For those who are interested, here are some additional resources on cultural cognition and climate change:

Here's a short essay that describes the study of cultural cognition, and its role in belief about climate change: http://www.easterbrook.ca/steve/?p=730)

A slightly different view of cultural theory is presented here:  http://www.peopleandplace.net/media_library/image/2010/3/9/climate_worldviews_and_cultural_theory

In this paper the author uses a modified scheme of classification of world views, but preserves the categories of individualist, hierarchist, and egalitarian.

A good explanation of cultural cognition is given in the following Nature magazine paper (Subscription required). The author, Dan Kahan, is a member of the Yale Cultural Cognition Project (see below for link to the Project) and a leader in the field of cultural cognition: 

http://www.nature.com/nature/journal/v463/n7279/full/463296a.html

The Cultural Cognition Project has an interesting study entitled "Cultural Cognition of Scientific Consensus," on the web here: 

http://www.culturalcognition.net/browse-papers/cultural-cognition-of-scientific-consensus.html

In this paper the authors analyze public attitudes towards global warming, among other issues. You can go straight to the graphs on pages 16 and 18 if you want to see a summary of results: dramatic differences in beliefs about the facts of global warming between e/c and h/i groups.

Yale Project on Climate Change Communication has a number of other papers on the topic at their project website here:   http://environment.yale.edu/climate/publications/

  • Comments
    0
  • Print

Leave a comment »

Filter by RSS

Social media feed

Your location can cost or save

Your location can cost or save >

See if your neighborhood is costing or saving you more than the average

Find local food

Find local food >

Explore local food resources and a map of farmers markets in Northeast Ohio

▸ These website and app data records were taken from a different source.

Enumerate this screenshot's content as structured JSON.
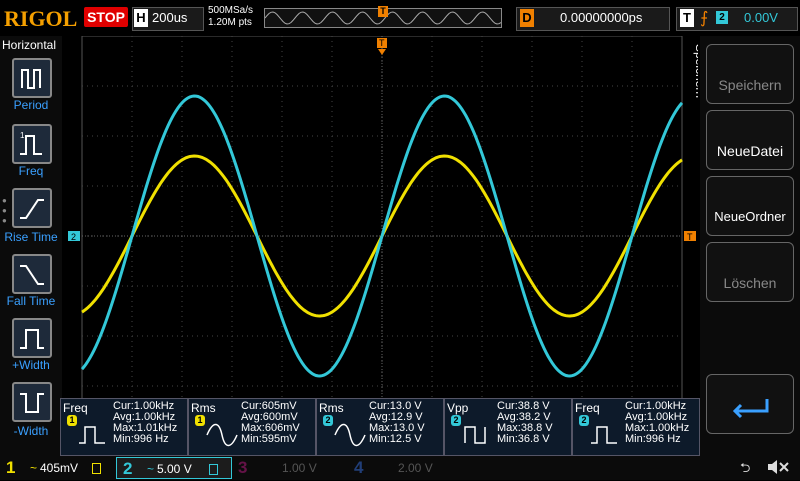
{
  "header": {
    "brand": "RIGOL",
    "run_state": "STOP",
    "horizontal_key": "H",
    "timebase": "200us",
    "sample_rate": "500MSa/s",
    "memory_depth": "1.20M pts",
    "trigger_position_marker": "T",
    "delay_key": "D",
    "delay_value": "0.00000000ps",
    "trigger_key": "T",
    "trigger_source": "2",
    "trigger_level": "0.00V"
  },
  "left_menu": {
    "title": "Horizontal",
    "items": [
      {
        "label": "Period",
        "icon": "period-icon"
      },
      {
        "label": "Freq",
        "icon": "freq-icon"
      },
      {
        "label": "Rise Time",
        "icon": "rise-time-icon"
      },
      {
        "label": "Fall Time",
        "icon": "fall-time-icon"
      },
      {
        "label": "+Width",
        "icon": "pos-width-icon"
      },
      {
        "label": "-Width",
        "icon": "neg-width-icon"
      }
    ]
  },
  "right_menu": {
    "title": "Speichern",
    "items": [
      {
        "label": "Speichern",
        "enabled": false
      },
      {
        "label": "NeueDatei",
        "enabled": true
      },
      {
        "label": "NeueOrdner",
        "enabled": true
      },
      {
        "label": "Löschen",
        "enabled": false
      },
      {
        "label": "",
        "enabled": true,
        "icon": "enter-arrow-icon"
      }
    ]
  },
  "markers": {
    "ch2_offset": "2",
    "trigger_level": "T",
    "trigger_time": "T"
  },
  "measurements": [
    {
      "name": "Freq",
      "channel": "1",
      "color": "#f0e000",
      "lines": [
        "Cur:1.00kHz",
        "Avg:1.00kHz",
        "Max:1.01kHz",
        "Min:996 Hz"
      ]
    },
    {
      "name": "Rms",
      "channel": "1",
      "color": "#f0e000",
      "lines": [
        "Cur:605mV",
        "Avg:600mV",
        "Max:606mV",
        "Min:595mV"
      ]
    },
    {
      "name": "Rms",
      "channel": "2",
      "color": "#33c8d8",
      "lines": [
        "Cur:13.0 V",
        "Avg:12.9 V",
        "Max:13.0 V",
        "Min:12.5 V"
      ]
    },
    {
      "name": "Vpp",
      "channel": "2",
      "color": "#33c8d8",
      "lines": [
        "Cur:38.8 V",
        "Avg:38.2 V",
        "Max:38.8 V",
        "Min:36.8 V"
      ]
    },
    {
      "name": "Freq",
      "channel": "2",
      "color": "#33c8d8",
      "lines": [
        "Cur:1.00kHz",
        "Avg:1.00kHz",
        "Max:1.00kHz",
        "Min:996 Hz"
      ]
    }
  ],
  "channels": [
    {
      "num": "1",
      "scale": "405mV",
      "color": "#f0e000",
      "active": true
    },
    {
      "num": "2",
      "scale": "5.00 V",
      "color": "#33c8d8",
      "active": true
    },
    {
      "num": "3",
      "scale": "1.00 V",
      "color": "#a01870",
      "active": false
    },
    {
      "num": "4",
      "scale": "2.00 V",
      "color": "#3060c0",
      "active": false
    }
  ],
  "colors": {
    "ch1": "#f0e000",
    "ch2": "#33c8d8",
    "trigger": "#f08000",
    "brand": "#f5a000"
  },
  "waveforms": {
    "period_divisions": 5,
    "ch1_amplitude_divisions": 1.6,
    "ch2_amplitude_divisions": 2.8
  }
}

Ten water saving tips

Ten water saving tips >

We're at the shore of Lake Erie, but we still have good reasons to conserve